Work-based learning plays a critical role within CTE Programming. Work-based learning opportunities provide real-life work experiences that expose and prepare students for the workforce and for their future careers. Through sustained interactions with teachers, administrators, employers, business owners, and community professionals, work-based learning connects the workplace to the classroom and students get an opportunity to engage, learn, and develop skills from the professionals.  Through a variety of work-based learning experiences, students can connect school experiences to real-life work activities and future career opportunities. Work-based learning experiences, may include:

  • Job Shadowing: Job shadowing is a popular on-the-job learning, career development, and leadership development intervention. Essentially, job shadowing involves working with another employee who might have a different job in hand, might have something to teach, or can help the person shadowing him or her to learn new aspects related to the job, organization, certain behaviors or competencies2.
  • Career Mentorship: A mentor is one who teaches or provides guidance and advice to a less experienced and often younger person3.
  • Career Related Competitions: Career-related student competitions are work-based learning activities that require students to demonstrate mastery of career-related skills through presentations or competitions that are judged by professionals. Presentations demonstrate culminations of student effort over time, often involving teamwork.
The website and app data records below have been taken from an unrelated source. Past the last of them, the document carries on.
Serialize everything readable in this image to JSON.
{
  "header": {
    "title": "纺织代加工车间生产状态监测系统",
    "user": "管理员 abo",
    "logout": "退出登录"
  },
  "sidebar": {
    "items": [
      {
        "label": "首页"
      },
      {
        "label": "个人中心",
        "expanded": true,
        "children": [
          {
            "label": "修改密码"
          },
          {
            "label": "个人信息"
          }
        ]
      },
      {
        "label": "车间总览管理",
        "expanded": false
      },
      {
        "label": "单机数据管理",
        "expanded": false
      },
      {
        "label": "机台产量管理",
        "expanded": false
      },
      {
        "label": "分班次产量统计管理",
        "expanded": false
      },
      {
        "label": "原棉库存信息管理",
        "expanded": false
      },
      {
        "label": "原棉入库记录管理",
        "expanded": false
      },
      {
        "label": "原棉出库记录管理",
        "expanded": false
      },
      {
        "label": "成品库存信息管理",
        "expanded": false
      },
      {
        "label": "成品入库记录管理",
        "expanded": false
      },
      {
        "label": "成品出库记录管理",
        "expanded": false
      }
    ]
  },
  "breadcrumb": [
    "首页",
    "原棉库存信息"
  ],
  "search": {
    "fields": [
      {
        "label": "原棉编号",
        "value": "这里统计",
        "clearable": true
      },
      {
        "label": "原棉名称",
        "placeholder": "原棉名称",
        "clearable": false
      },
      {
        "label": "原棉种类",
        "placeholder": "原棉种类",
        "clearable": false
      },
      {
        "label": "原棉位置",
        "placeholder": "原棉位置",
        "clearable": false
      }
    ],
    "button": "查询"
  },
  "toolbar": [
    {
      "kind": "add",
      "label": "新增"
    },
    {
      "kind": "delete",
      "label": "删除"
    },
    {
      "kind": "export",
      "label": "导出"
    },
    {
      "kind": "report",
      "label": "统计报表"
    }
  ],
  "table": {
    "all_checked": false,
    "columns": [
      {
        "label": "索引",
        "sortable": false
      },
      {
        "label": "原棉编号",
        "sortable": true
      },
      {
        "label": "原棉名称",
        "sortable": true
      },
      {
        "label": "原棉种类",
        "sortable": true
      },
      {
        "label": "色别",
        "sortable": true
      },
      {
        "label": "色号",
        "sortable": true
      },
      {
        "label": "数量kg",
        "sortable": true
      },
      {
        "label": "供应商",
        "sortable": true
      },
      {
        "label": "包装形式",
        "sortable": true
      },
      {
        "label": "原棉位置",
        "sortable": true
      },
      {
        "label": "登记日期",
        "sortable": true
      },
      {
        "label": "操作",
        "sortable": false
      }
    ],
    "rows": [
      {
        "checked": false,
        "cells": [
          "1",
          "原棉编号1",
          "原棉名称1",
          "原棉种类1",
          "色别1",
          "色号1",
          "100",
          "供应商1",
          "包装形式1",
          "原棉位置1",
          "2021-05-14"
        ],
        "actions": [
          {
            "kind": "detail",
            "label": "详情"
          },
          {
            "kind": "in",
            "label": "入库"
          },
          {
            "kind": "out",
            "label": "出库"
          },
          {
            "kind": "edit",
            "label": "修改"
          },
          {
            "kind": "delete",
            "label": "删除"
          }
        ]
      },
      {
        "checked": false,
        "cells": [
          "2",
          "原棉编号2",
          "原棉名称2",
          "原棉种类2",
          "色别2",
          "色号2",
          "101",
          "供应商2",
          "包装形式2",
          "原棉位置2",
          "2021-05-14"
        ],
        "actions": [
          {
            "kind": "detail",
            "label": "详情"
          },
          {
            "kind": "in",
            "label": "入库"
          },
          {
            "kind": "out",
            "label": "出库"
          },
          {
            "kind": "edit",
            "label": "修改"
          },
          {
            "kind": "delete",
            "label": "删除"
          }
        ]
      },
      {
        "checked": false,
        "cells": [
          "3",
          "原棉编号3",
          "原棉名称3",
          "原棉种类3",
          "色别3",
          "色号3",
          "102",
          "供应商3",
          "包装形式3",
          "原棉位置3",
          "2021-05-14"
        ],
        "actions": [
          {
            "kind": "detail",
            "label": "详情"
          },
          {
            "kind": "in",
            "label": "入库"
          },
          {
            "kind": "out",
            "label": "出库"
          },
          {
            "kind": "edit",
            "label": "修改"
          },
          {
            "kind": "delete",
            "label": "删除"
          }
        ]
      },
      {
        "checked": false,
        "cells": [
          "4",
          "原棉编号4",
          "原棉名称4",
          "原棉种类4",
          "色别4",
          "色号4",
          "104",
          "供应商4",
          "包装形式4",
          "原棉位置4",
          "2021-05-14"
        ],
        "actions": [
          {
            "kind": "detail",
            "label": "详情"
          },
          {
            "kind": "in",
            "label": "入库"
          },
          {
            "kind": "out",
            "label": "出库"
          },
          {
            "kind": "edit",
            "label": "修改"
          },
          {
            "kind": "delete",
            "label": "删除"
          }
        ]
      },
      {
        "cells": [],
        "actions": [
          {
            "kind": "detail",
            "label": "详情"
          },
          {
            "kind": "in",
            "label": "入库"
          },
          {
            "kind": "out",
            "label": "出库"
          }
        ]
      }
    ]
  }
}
Career technical student organizations sponsor such competitions in the fields of agriculture, business, health, hospitality and industrial technology.
  • Informational Interviews: An informational interview is an informal conversation with someone working in a career area/job that interests you, who will give you information and advice. It is an effective research tool in addition to reading books, exploring the internet and examining job descriptions. It is not a job interview, and the objective is not to find job openings4.
  • Volunteering: Volunteering is when a person donates his/her time or efforts for a cause or organization without being paid. It may be a one-time only or an on-going commitment. It should directly or indirectly benefit people outside the family or household or else benefit a cause, even though the person volunteering normally benefits as well. Most volunteer sites are non-profit organizations.
  • Workplace Tours/Field Trips: A group excursion for the purpose of first-hand observation to specific work sites. Students learn about the business, meet employees, ask questions and observe work in progress5.
  • Internships (Paid Or UnPaid): An internship is a temporary position with an emphasis on on-the-job training rather than merely employment, and it can be paid or unpaid. An internship is an opportunity to develop specific job related skills before you are qualified for an actual job.

Michigan Department of Education Work-Based Learning (Non-CTE Program)